Not to be outdone in desperation, dark-money Tea Party group Let Freedom Ring USA (which as far as we can tell is simply a web-video factory that never actually airs any ads) deploys a little girl with fuel costs on her mind and a president in her closet:
Looking at the digital ad battle for a moment, the Obama campaign is thus far crushing the Romney campaign:
According to research by the analytics company Moat, the Obama campaign had a 93.3% share of voice in terms of display-impression volume in September across the top 20,000 publishers, compared with the Romney campaign's 6.7%. And for the period between Sept. 1 and Oct. 14, the Obama camp had 497 creatives deployed across the web compared with the Romney camp's 90.
As an example of how one area of the two campaigns' digital strategy plays out, Charlie Warzel goes over how each campaign handled last night's debate on Twitter:
Before the debates began, the social advertising chatter surrounded the Romney campaign's sizeable buy of the worldwide promoted trend, "#CantAfford4More." Yet, 45 minutes into the debate, President Obama delivered the viral line of the night, chastising former Governor Romney for his past criticisms of the size of the Navy, telling the candidate, "We also have fewer horses and bayonets." If you've spent any time on Twitter during these debates, it was clear the line would get picked up and it did, skyrocketing immediately to the third-highest spot on Twitter's U.S. trends. According to Twitter, the comment generated 105,767 tweets per minute, the highest of the debate. The Obama campaign capitalized and bought the Promoted Tweet on the #horsesandbayonets hashtag within 15 minutes. Sure, we've seen this before, but it is proof that, no matter how silly, the candidates are willing to do whatever possible to stay inside the social conversation.

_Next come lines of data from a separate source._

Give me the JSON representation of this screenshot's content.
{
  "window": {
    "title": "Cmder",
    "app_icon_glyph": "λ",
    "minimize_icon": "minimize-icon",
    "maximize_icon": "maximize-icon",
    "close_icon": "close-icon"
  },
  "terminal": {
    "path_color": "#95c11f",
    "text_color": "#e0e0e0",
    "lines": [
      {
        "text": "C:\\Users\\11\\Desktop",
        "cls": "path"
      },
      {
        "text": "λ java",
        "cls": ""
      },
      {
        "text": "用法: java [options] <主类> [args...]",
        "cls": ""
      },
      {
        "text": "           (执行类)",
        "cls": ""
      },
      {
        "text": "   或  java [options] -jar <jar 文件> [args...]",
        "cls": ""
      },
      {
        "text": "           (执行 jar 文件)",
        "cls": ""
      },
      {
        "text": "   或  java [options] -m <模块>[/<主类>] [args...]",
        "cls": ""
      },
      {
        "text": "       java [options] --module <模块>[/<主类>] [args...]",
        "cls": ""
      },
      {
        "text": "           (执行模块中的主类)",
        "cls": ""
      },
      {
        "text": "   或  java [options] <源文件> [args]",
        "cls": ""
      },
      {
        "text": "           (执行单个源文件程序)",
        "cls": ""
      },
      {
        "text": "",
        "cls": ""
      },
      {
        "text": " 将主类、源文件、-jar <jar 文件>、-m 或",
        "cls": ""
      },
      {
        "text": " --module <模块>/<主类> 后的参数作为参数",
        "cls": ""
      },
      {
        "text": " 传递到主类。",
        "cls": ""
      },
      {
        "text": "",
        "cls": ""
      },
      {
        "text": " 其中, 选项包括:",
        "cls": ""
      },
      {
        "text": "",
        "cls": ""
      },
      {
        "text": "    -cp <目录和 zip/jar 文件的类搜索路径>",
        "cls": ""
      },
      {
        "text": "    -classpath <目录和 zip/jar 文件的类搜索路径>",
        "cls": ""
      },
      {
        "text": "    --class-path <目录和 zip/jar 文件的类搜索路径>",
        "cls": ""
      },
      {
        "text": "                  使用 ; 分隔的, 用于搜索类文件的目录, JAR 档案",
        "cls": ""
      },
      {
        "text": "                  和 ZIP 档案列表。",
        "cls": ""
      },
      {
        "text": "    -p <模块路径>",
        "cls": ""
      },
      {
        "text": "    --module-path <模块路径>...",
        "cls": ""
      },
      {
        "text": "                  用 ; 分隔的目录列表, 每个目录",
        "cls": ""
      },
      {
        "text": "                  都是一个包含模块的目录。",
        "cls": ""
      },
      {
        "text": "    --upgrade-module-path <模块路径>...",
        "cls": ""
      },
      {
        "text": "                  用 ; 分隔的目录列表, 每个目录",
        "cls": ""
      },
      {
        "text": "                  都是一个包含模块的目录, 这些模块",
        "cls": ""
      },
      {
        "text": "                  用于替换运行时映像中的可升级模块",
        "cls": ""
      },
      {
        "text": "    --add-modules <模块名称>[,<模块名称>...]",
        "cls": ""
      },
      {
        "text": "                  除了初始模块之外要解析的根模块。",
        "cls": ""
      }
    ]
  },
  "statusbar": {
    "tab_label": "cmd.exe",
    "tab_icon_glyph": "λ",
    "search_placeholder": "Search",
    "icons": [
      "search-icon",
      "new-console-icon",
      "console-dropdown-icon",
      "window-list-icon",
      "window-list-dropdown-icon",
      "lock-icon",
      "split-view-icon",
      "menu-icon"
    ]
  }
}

Lastly, while defense spending was a recurring topic in last night's debate, Reid Davenport reports that the defense industry has not decisively favored either candidate in the donation game, with Obama holding a slight edge over Romney.
Ad War archive here.